• Exercise aim
When the string "state" occurs in a line of the records, show that line.

── Data to examine ──

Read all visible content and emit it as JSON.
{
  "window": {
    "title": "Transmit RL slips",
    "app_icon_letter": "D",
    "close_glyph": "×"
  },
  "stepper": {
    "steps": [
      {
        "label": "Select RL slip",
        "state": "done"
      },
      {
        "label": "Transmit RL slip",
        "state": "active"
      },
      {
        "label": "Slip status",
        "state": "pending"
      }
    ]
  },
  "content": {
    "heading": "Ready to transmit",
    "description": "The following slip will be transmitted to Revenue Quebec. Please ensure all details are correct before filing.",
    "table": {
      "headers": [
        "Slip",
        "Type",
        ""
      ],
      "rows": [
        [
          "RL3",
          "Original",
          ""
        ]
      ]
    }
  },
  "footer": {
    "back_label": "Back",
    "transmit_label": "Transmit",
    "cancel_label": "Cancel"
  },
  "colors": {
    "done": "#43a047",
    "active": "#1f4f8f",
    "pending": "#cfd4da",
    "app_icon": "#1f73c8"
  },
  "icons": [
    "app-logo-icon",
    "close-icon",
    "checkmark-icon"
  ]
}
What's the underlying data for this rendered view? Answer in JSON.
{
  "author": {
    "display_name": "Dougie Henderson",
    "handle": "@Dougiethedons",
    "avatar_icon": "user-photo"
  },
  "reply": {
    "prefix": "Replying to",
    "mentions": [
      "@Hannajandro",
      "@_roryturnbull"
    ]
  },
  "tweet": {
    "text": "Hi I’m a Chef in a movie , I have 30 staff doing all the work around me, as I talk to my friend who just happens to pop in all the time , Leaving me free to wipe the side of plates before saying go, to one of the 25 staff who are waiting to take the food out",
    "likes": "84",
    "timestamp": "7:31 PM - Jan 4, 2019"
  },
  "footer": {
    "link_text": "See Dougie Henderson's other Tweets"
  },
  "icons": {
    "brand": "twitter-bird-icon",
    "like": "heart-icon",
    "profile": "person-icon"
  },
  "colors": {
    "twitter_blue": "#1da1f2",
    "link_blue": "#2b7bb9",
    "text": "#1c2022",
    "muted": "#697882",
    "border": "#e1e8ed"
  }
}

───

• Solution to this problem
        "state": "done"
        "state": "active"
        "state": "pending"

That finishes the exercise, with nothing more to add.